So what does THAT have to do with Business Continuity?

Business Continuity is often seen as simply Crisis Management and Emergency Response, and both disciplines are critical to the survival of a business.  But the best crisis is the one that you don’t have to go through.  If top management has the clarity of vision to both see and to recognise what is coming over the horizon, and the strength of will to change their organisation accordingly, they can avoid the potential crises, and continue towards their goals.  And changing an organisation may well involve taking some sacred cows to the barbecue and making them into steaks. Like the licence fee. 

Because here’s the point.  If the BBC can retain and re-build viewers’ trust, and create an attractive subscription model, it is likely to survive its impending Kodak Moment.  By contrast, if it insists that it must retain the licence fee in the face of government initiatives to de-criminalise non-payment, Ofcom’s calls for a subscription model, and an evaporating audience, it will gain an increasing share of a shrinking market…Back to Mr DeVito.


That is why we at Inverroy constantly espouse horizon-scanning and a willingness to make significant changes as a vital part of Business Continuity.  We strongly advise clients to get their data right, to ruthlessly analyse their environment, to actively seek out both opportunities and threats, to exploit the former and avoid the latter, and to be prepared to change before change is forced on them.  As Brad Pitt said in Moneyball, when portraying the real-life Oakland A’s baseball coach Billy Beane; “Adapt or die.”

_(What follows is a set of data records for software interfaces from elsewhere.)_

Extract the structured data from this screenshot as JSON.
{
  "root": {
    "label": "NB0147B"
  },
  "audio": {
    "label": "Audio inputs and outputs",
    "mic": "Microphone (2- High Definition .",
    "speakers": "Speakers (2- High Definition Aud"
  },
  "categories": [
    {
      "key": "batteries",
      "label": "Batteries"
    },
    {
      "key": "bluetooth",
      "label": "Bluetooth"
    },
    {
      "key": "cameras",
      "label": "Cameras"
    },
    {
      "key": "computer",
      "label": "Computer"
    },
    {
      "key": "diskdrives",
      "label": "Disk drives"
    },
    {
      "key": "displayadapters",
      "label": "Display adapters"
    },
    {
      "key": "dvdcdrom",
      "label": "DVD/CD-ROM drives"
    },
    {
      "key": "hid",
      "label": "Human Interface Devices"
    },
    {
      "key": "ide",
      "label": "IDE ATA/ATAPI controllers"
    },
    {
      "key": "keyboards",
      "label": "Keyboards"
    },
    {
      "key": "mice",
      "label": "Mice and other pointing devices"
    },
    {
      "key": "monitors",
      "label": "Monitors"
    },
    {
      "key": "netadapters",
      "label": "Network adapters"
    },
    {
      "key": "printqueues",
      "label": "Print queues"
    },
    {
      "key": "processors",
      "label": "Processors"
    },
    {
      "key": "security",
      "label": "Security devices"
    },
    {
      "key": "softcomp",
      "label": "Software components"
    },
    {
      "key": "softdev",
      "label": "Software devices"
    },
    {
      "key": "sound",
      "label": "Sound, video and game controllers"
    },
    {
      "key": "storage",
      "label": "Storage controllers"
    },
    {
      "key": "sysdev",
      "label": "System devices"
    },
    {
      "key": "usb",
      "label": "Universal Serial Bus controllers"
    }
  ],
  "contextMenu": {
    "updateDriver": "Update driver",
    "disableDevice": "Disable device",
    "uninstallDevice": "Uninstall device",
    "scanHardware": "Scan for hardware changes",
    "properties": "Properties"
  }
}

And there are opportunities out there.  As we approach Brexit, there is a gap in the market for a “public face of GB plc”, and the BBC could be in a good place to fill that gap.  In the process it could, with luck and hard graft, re-build its enviable but tarnished reputation for impartiality and excellence.  But it has to survive first. If media reports are to be believed, the corporation is living in morbid fear of its 2022 mid-term review, when funding options will be the subject of serious study instead of the current interesting speculation. 


Any business continuity consultant would advise them not to wait for 2022, but to immediately resource an in-house study team and create some realistic and workable options. Those options, studied, war-gamed and costed can then be presented to mid-term review team for consideration in 2022.  The alternative, of waiting for change to be imposed externally, probably by a hostile or semi-hostile review team, is about as enticing as do-it-yourself root canal treatment.


Who did Steve Sasson work for when he invented the first digital camera?  Yes, you guessed it – Kodak. Ironic, that…



Toby Ingram, OBE

Senior Consultant,
Sector Lead: Academia & Heritage

Subscribe To Our Newsletter
Sign up with your email address to receive news and updates